Upon first sniffing Byredo’s Inflorescence, I thought silently to myself how perfectly this perfume had been named. I immediately associated that lyrical word with phosphorescence since the fragrance radiates day glow pinks, yellows and every other bright color of spring.Thankfully I remained quiet with my inner dialogue, as I was heading down the wrong path. Inflorescence as I have come to learn, is a group or cluster of flowers on a stem, which as it turns out, truly is the perfect name for this perfume.
I was at Barney’s in Scottsdale when I spotted the bottle lurking behind the counter. It’s not available yet, and no samples were to be had, so I went back the next day to get spritzed again because I fell in love with this unabashedly, hyperfloral, anti-depressant of a perfume. As listed, the notes are rose and freesia at the top, magnolia and muguet in the middle and jasmine at the base. But let’s call Inflorescence what it truly is, a freesia soliflore almost to the extent of Antonia’s Flowers (which has the same notes save for the rose), but dialed down and more contemporary. For those of you who might be gasping because you despise the “bug spray” note in Antonia’s Flowers, rest assured, it’s not in Inflorescence. This freesia is smoothed out by a creamier magnolia (but it’s not a creamy fragrance per se) and the muguet has enough of a presence to lend a squeeze of citrus, some leafy greenness and rich florals.
I don’t get a sense of the rose, or the jasmine from Inflorescence.
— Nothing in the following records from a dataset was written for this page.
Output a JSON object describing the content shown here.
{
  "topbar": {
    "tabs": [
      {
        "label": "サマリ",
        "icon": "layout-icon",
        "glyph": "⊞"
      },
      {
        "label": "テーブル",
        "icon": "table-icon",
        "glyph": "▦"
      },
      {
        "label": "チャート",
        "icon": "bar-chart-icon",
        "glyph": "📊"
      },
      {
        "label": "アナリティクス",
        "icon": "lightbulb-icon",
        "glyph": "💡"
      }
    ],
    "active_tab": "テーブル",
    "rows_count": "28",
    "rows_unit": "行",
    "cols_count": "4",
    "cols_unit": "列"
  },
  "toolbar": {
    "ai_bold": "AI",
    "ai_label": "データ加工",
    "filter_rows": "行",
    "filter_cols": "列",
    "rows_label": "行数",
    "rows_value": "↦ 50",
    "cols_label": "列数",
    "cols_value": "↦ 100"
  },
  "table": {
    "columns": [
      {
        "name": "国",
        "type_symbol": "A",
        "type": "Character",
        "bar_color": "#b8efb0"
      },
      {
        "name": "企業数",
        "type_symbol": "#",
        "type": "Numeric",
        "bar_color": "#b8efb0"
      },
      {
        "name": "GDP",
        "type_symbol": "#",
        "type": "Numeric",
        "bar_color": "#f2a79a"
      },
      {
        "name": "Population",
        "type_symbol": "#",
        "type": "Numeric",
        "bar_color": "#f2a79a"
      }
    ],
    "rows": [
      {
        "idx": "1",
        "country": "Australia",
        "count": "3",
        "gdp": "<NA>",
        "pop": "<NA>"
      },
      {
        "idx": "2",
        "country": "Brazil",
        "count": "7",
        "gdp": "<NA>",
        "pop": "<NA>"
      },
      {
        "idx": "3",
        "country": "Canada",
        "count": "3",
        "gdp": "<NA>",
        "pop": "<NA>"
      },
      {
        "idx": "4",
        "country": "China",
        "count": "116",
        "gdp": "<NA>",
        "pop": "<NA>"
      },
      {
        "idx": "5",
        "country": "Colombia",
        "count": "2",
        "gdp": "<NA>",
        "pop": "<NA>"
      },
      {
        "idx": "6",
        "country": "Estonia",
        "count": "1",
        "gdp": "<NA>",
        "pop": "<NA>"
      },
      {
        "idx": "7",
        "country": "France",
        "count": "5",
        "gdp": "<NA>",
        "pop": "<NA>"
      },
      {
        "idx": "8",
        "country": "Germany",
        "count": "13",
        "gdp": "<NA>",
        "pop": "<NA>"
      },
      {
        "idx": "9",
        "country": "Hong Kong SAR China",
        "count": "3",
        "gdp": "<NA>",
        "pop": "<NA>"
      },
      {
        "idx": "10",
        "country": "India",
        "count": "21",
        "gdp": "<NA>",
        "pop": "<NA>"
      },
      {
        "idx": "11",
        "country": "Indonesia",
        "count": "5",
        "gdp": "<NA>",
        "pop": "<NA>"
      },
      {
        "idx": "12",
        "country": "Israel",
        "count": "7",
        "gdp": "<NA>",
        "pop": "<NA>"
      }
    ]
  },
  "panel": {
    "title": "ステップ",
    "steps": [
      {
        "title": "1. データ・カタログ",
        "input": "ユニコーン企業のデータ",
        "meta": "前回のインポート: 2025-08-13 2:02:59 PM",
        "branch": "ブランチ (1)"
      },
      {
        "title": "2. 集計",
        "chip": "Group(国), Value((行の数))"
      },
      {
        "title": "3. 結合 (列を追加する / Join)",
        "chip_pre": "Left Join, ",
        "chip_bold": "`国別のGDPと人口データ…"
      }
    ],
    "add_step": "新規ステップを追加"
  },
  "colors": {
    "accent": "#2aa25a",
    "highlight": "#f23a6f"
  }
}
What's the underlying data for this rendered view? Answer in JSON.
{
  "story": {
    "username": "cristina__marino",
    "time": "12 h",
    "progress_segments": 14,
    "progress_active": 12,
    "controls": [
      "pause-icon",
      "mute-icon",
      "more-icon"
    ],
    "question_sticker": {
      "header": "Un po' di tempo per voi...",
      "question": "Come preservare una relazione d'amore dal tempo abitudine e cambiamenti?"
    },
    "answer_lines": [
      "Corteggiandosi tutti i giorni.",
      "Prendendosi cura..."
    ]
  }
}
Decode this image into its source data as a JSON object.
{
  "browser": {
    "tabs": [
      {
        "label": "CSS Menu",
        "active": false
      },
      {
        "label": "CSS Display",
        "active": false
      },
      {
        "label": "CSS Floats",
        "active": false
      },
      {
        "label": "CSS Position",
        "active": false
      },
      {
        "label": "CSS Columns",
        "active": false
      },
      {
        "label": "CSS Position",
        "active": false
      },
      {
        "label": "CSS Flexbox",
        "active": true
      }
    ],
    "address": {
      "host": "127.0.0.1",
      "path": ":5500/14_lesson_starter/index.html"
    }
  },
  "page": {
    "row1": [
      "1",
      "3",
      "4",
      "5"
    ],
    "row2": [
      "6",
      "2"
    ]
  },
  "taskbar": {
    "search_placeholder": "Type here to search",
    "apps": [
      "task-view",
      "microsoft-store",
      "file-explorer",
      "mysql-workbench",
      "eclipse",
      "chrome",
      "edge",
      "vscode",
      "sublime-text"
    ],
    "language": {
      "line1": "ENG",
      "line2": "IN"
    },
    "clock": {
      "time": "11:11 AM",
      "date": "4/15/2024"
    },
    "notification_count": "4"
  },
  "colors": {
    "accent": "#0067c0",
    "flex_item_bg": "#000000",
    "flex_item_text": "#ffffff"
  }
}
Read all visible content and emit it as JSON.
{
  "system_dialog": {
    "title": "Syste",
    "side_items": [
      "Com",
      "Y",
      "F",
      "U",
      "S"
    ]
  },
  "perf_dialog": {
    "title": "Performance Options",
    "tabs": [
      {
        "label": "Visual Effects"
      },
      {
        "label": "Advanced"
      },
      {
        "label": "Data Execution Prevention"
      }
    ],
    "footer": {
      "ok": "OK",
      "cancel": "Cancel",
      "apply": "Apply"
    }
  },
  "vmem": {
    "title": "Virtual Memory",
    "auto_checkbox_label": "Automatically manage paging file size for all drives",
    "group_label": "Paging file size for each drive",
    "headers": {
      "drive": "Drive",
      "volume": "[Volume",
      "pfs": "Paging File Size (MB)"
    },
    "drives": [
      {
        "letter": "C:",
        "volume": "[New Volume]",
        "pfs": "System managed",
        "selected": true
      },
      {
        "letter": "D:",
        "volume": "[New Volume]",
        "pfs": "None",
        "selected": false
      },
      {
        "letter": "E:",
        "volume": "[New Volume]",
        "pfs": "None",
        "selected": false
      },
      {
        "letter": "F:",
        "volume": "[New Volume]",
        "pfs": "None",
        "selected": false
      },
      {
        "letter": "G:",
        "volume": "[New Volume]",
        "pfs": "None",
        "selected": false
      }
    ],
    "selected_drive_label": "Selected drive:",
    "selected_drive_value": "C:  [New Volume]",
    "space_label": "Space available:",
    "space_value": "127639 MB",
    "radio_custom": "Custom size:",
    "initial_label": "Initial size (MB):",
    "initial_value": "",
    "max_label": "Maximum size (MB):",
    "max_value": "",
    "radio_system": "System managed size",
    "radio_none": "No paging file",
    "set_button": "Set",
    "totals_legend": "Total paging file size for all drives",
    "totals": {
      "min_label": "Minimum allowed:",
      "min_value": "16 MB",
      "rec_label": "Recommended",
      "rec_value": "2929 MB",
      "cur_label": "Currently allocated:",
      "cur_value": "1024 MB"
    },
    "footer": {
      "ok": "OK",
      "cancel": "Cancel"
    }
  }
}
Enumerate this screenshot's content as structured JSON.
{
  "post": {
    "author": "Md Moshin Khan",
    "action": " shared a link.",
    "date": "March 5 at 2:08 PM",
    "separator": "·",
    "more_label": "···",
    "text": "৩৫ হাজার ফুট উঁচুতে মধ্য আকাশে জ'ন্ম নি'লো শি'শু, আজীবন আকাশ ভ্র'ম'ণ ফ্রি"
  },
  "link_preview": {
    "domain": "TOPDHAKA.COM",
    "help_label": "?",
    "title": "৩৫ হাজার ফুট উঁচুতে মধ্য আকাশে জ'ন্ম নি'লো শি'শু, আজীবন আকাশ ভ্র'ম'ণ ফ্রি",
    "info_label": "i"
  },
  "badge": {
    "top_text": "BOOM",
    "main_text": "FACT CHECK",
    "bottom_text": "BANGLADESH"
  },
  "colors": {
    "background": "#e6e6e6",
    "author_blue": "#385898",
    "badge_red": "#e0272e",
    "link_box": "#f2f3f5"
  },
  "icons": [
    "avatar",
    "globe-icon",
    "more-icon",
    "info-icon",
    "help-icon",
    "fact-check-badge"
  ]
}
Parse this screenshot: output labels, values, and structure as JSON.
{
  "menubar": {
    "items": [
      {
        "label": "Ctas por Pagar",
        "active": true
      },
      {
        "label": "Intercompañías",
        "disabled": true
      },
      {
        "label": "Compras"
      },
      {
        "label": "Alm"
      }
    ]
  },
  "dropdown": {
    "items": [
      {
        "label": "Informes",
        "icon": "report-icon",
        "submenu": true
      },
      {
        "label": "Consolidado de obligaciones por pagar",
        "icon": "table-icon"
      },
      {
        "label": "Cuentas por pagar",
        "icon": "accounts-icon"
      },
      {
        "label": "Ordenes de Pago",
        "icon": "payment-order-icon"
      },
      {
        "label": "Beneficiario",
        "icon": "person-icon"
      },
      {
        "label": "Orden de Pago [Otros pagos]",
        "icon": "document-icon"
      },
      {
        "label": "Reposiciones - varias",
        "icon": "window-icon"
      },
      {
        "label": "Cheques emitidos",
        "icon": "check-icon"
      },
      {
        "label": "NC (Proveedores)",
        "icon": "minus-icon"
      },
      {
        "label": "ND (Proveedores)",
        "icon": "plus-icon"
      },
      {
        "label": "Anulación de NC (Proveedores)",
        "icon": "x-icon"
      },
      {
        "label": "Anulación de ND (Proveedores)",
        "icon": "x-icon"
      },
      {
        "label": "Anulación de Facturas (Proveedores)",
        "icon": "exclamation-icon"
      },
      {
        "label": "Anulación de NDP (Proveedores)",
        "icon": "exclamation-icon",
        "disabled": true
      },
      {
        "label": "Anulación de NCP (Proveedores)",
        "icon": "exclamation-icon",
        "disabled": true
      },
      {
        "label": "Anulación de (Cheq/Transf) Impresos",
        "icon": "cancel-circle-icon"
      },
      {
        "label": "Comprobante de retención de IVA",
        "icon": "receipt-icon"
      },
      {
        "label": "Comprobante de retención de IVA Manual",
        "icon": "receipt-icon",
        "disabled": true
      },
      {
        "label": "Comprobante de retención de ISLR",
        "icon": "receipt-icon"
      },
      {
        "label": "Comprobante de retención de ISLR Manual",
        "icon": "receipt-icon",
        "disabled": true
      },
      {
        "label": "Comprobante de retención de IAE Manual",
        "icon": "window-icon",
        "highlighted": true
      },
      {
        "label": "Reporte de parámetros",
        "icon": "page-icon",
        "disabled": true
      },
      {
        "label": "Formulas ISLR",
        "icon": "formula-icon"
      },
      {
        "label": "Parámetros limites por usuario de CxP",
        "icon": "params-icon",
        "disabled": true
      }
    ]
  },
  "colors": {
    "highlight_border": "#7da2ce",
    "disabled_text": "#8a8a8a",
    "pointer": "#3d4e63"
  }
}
There’s the subtlest suggestion of musk that emerges in the heart and remains throughout the drydown, which bestows a tenderness upon Inflorescence where Antonia’s Flowers becomes cold and aloof. This veil of musk, which I’m assuming is synthetic, has an air of ambrette seed to it, allowing for an organic quality to the peppery freshness of its freesia, making it more dewy and even greener.
I am so happy to now have inflorescence in my vocabulary. I finally have a word to describe what I have long admired about freesia. Its inflorescence has always mesmerized me with sparse blossoms protruding brightly, yet precariously from a slender stem. I am also immensely happy to have Inflorescence on my perfume wishlist. Most of you know that my perfume preferences are on the natural side of the spectrum, but I’ve been having fun exploring the other side in recent days, and Inflorescence is a wonderful discovery.
Image by Laura Gurton from the Unknown Species Series #49
Stock image from Byredo
Botanical image from plantillustrations.com
Available at Byredo.com and soon to come at Barney’s. $220 for 100ml, $145 for 50ml.